Though some companies have shown breastfeeding mothers in ads, Roys’ ad could be the first time a political candidate has been shown nursing on camera.
A press release accompanying the video described it as “groundbreaking” though it didn’t specifically mention the breastfeeding moment as the reason for that description.
In an interview, Roys acknowledged her breastfeeding was part of the reason for describing it that way, but she said the moment wasn’t scripted. She said the video highlights that she’s running as herself.
“In 2018 people are hungry for people who speak the truth and say what they mean and are authentic,” Roys said. “Having my kids in this video shows people that I am highly motivated to make this state a better place for them and for all our kids.”
Roys, 38, gave birth to her second daughter last fall while she was assembling a gubernatorial campaign. She was a state legislator representing Madison from 2009 to 2013 before she ran unsuccessfully for Congress.
In the ad, Roys talks about working on legislation that banned children’s cups with the chemical bisphenol A (BPA). The video includes shots of her with her husband, baby and four-year-old daughter.

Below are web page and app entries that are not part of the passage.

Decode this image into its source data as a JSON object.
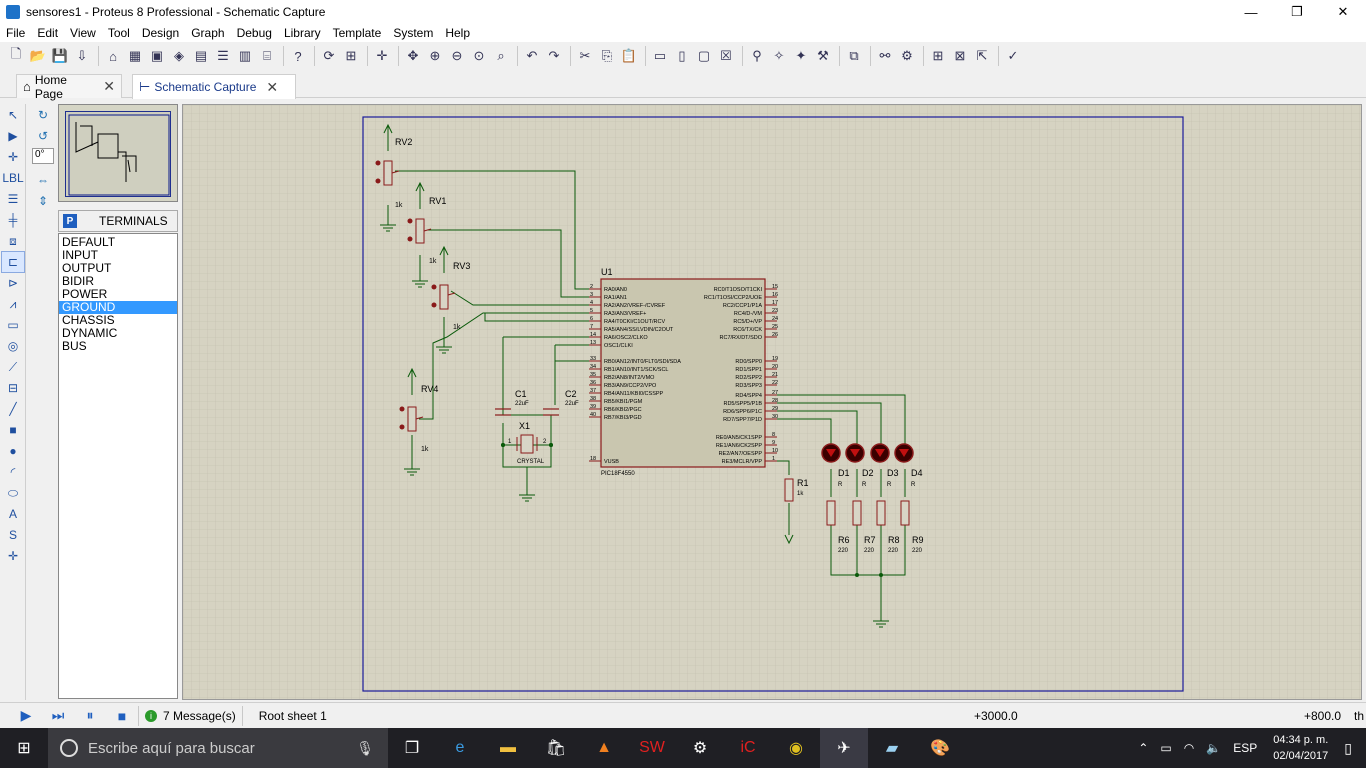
{
  "window": {
    "title": "sensores1 - Proteus 8 Professional - Schematic Capture",
    "minimize": "—",
    "restore": "❐",
    "close": "✕"
  },
  "menu": [
    "File",
    "Edit",
    "View",
    "Tool",
    "Design",
    "Graph",
    "Debug",
    "Library",
    "Template",
    "System",
    "Help"
  ],
  "tabs": [
    {
      "label": "Home Page",
      "icon": "home-icon",
      "active": false
    },
    {
      "label": "Schematic Capture",
      "icon": "schematic-icon",
      "active": true
    }
  ],
  "rotation": {
    "value": "0°"
  },
  "terminals": {
    "mode_badge": "P",
    "header": "TERMINALS",
    "items": [
      "DEFAULT",
      "INPUT",
      "OUTPUT",
      "BIDIR",
      "POWER",
      "GROUND",
      "CHASSIS",
      "DYNAMIC",
      "BUS"
    ],
    "selected": "GROUND"
  },
  "schematic": {
    "pots": [
      {
        "ref": "RV2",
        "value": "1k"
      },
      {
        "ref": "RV1",
        "value": "1k"
      },
      {
        "ref": "RV3",
        "value": "1k"
      },
      {
        "ref": "RV4",
        "value": "1k"
      }
    ],
    "caps": [
      {
        "ref": "C1",
        "value": "22uF"
      },
      {
        "ref": "C2",
        "value": "22uF"
      }
    ],
    "crystal": {
      "ref": "X1",
      "value": "CRYSTAL",
      "pin1": "1",
      "pin2": "2"
    },
    "mcu": {
      "ref": "U1",
      "part": "PIC18F4550",
      "left_pins": [
        {
          "num": "2",
          "name": "RA0/AN0"
        },
        {
          "num": "3",
          "name": "RA1/AN1"
        },
        {
          "num": "4",
          "name": "RA2/AN2/VREF-/CVREF"
        },
        {
          "num": "5",
          "name": "RA3/AN3/VREF+"
        },
        {
          "num": "6",
          "name": "RA4/T0CKI/C1OUT/RCV"
        },
        {
          "num": "7",
          "name": "RA5/AN4/SS/LVDIN/C2OUT"
        },
        {
          "num": "14",
          "name": "RA6/OSC2/CLKO"
        },
        {
          "num": "13",
          "name": "OSC1/CLKI"
        },
        {
          "num": "33",
          "name": "RB0/AN12/INT0/FLT0/SDI/SDA"
        },
        {
          "num": "34",
          "name": "RB1/AN10/INT1/SCK/SCL"
        },
        {
          "num": "35",
          "name": "RB2/AN8/INT2/VMO"
        },
        {
          "num": "36",
          "name": "RB3/AN9/CCP2/VPO"
        },
        {
          "num": "37",
          "name": "RB4/AN11/KBI0/CSSPP"
        },
        {
          "num": "38",
          "name": "RB5/KBI1/PGM"
        },
        {
          "num": "39",
          "name": "RB6/KBI2/PGC"
        },
        {
          "num": "40",
          "name": "RB7/KBI3/PGD"
        },
        {
          "num": "18",
          "name": "VUSB"
        }
      ],
      "right_pins": [
        {
          "num": "15",
          "name": "RC0/T1OSO/T1CKI"
        },
        {
          "num": "16",
          "name": "RC1/T1OSI/CCP2/UOE"
        },
        {
          "num": "17",
          "name": "RC2/CCP1/P1A"
        },
        {
          "num": "23",
          "name": "RC4/D-/VM"
        },
        {
          "num": "24",
          "name": "RC5/D+/VP"
        },
        {
          "num": "25",
          "name": "RC6/TX/CK"
        },
        {
          "num": "26",
          "name": "RC7/RX/DT/SDO"
        },
        {
          "num": "19",
          "name": "RD0/SPP0"
        },
        {
          "num": "20",
          "name": "RD1/SPP1"
        },
        {
          "num": "21",
          "name": "RD2/SPP2"
        },
        {
          "num": "22",
          "name": "RD3/SPP3"
        },
        {
          "num": "27",
          "name": "RD4/SPP4"
        },
        {
          "num": "28",
          "name": "RD5/SPP5/P1B"
        },
        {
          "num": "29",
          "name": "RD6/SPP6/P1C"
        },
        {
          "num": "30",
          "name": "RD7/SPP7/P1D"
        },
        {
          "num": "8",
          "name": "RE0/AN5/CK1SPP"
        },
        {
          "num": "9",
          "name": "RE1/AN6/CK2SPP"
        },
        {
          "num": "10",
          "name": "RE2/AN7/OESPP"
        },
        {
          "num": "1",
          "name": "RE3/MCLR/VPP"
        }
      ]
    },
    "leds": [
      {
        "ref": "D1",
        "value": "R"
      },
      {
        "ref": "D2",
        "value": "R"
      },
      {
        "ref": "D3",
        "value": "R"
      },
      {
        "ref": "D4",
        "value": "R"
      }
    ],
    "led_resistors": [
      {
        "ref": "R6",
        "value": "220"
      },
      {
        "ref": "R7",
        "value": "220"
      },
      {
        "ref": "R8",
        "value": "220"
      },
      {
        "ref": "R9",
        "value": "220"
      }
    ],
    "mclr_resistor": {
      "ref": "R1",
      "value": "1k"
    }
  },
  "status": {
    "messages": "7 Message(s)",
    "sheet": "Root sheet 1",
    "coord_x": "+3000.0",
    "coord_y": "+800.0",
    "unit": "th"
  },
  "taskbar": {
    "search_placeholder": "Escribe aquí para buscar",
    "apps": [
      "task-view-icon",
      "edge-icon",
      "explorer-icon",
      "store-icon",
      "vlc-icon",
      "solidworks-icon",
      "steam-icon",
      "ccleaner-icon",
      "chrome-icon",
      "proteus-icon",
      "notepad-icon",
      "paint-icon"
    ],
    "language": "ESP",
    "time": "04:34 p. m.",
    "date": "02/04/2017"
  }
}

At one point the four-month-old can be heard crying on the set and Roys asks to hold her while the camera continues to roll. She then lifts her sweater and begins breastfeeding while the camera pans up to her face.
Roys said the video was a long shoot and her family was there, so when her daughter was crying she did what she usually does.
“I was right in the middle of talking so they just kept rolling figuring they would be able to use the sound,” Roys said. “They knew the baby was going to be there and they knew I was going to be taking care of the baby sometimes.”
Roys was outspoken about breastfeeding during her time in office, helping pass legislation that protected a woman’s right to breastfeed in public without being asked to move or cover up in 2010. During the 2011 protests over Gov. Scott Walker’s collective bargaining law, now known as Act 10, her office became an informal nursing room for mothers to escape the din inside the Capitol rotunda.
Roys said the tide is turning for women in politics, noting U.S. Sen. Tammy Duckworth became the first Senator to give birth.
“I don’t view it as a downside, the fact that I have kids,” Roys said. “I view it as my greatest motivator and I think there are parents all over the state that will relate to that because they want the same things for their kids as I want for mine.”